DATA LISTING section start

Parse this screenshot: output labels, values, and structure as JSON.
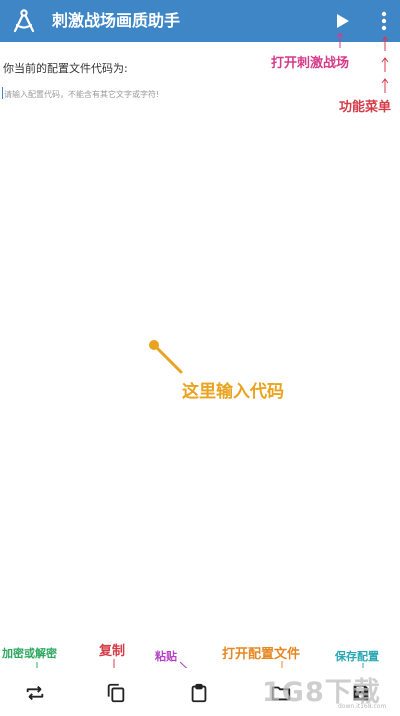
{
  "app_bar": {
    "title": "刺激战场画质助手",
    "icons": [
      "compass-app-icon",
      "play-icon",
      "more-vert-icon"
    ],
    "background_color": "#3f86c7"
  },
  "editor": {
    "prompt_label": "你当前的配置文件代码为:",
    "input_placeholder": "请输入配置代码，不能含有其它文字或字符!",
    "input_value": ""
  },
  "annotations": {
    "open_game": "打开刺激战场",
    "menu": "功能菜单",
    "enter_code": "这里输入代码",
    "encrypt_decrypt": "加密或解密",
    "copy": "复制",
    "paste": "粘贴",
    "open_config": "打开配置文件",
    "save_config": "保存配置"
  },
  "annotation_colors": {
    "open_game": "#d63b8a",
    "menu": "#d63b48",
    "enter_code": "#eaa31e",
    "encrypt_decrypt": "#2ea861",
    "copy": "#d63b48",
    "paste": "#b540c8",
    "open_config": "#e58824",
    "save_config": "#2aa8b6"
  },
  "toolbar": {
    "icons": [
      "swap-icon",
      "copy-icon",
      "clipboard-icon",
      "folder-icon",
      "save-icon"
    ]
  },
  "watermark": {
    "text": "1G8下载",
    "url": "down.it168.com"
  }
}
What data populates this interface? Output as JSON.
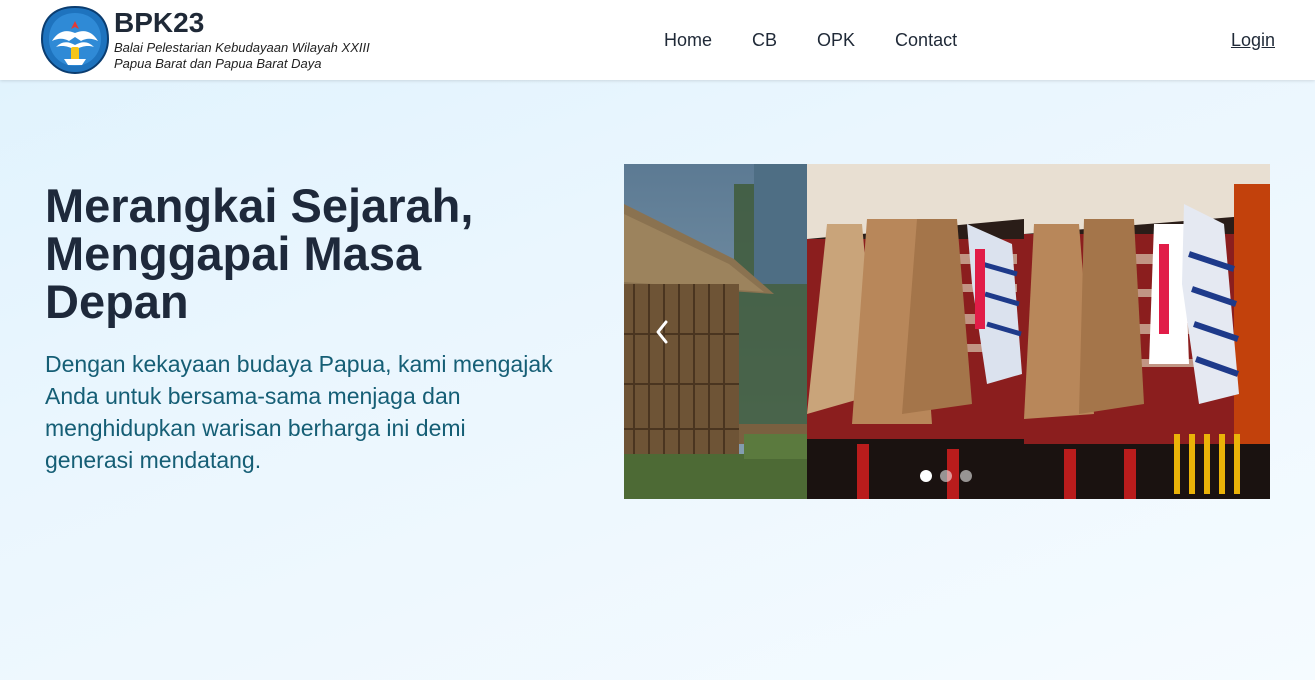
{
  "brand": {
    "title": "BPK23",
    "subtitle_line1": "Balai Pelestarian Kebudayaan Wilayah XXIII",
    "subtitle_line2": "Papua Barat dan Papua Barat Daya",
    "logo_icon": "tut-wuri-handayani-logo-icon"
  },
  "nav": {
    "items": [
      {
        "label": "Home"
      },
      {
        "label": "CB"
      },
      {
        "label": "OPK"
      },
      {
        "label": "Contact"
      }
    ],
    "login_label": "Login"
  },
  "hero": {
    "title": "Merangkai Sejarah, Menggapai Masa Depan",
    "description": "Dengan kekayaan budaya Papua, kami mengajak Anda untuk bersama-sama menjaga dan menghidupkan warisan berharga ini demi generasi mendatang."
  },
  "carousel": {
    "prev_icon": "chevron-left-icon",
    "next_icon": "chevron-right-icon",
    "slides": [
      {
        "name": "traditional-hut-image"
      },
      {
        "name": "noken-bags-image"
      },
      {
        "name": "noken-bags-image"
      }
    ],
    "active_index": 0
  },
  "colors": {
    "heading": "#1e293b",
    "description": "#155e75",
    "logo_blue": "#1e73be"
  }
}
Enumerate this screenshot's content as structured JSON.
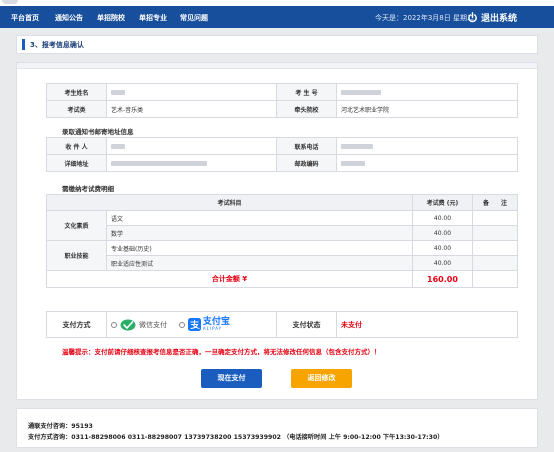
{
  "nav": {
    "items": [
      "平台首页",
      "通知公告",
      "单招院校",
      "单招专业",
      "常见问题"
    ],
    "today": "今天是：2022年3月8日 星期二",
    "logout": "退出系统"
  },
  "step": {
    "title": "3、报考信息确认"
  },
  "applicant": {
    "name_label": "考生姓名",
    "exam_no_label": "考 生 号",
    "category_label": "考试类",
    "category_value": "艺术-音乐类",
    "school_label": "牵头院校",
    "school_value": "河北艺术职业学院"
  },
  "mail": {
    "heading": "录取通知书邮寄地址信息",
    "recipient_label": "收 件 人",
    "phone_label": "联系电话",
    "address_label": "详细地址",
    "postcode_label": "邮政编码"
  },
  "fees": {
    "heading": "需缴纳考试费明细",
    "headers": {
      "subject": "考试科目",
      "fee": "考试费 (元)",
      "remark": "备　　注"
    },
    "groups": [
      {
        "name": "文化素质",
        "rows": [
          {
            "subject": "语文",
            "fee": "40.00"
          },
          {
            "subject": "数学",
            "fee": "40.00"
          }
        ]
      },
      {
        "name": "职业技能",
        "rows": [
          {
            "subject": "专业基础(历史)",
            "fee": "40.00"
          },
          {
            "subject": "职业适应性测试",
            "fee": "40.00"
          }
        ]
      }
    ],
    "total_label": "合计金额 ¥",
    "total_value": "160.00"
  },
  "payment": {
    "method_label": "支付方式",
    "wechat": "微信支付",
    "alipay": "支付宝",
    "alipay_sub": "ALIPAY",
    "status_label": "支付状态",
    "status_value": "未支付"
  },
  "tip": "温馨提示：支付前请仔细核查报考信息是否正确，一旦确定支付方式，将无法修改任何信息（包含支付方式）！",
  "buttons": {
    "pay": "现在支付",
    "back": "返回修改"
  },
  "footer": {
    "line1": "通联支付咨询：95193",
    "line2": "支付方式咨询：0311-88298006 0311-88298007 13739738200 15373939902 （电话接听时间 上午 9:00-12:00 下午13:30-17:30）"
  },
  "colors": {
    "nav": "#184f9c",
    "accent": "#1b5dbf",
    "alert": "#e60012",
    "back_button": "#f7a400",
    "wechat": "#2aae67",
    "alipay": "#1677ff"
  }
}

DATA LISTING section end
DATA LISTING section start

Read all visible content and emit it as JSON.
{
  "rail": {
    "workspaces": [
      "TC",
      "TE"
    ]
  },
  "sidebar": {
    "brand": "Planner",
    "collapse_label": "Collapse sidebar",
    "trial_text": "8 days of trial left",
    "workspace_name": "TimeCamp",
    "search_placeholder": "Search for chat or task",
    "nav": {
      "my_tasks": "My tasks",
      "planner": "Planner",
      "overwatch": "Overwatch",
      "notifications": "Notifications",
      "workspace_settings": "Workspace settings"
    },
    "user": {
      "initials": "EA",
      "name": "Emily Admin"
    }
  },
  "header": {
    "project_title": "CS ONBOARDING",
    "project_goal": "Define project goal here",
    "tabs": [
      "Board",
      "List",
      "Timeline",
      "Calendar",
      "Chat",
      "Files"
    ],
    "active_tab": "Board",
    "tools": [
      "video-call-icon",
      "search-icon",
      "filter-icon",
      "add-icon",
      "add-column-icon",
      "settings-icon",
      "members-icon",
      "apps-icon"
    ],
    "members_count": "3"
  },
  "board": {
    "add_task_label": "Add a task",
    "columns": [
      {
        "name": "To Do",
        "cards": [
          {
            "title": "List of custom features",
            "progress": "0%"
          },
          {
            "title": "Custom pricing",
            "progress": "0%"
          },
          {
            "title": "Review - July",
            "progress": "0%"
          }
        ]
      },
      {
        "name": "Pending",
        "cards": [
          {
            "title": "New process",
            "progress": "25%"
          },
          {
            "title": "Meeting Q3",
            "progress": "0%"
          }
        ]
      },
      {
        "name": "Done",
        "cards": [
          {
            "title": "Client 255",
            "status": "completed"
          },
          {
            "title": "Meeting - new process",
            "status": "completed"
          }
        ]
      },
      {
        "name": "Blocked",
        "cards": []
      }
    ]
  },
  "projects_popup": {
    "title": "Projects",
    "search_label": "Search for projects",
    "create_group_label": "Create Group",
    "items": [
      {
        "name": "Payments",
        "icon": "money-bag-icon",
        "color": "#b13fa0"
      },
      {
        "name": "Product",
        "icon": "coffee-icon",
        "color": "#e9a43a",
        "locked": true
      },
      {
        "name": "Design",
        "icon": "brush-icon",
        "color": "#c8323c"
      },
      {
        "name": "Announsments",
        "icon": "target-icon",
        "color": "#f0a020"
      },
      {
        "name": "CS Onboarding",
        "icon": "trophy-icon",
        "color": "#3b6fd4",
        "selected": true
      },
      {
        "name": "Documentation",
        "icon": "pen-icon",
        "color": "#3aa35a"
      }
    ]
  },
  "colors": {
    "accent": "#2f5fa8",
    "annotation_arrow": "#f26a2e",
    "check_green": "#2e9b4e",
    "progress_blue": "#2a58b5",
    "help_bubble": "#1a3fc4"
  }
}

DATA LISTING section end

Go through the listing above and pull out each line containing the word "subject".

RESPONSE.
      "subject": "考试科目",
            "subject": "语文",
            "subject": "数学",
            "subject": "专业基础(历史)",
            "subject": "职业适应性测试",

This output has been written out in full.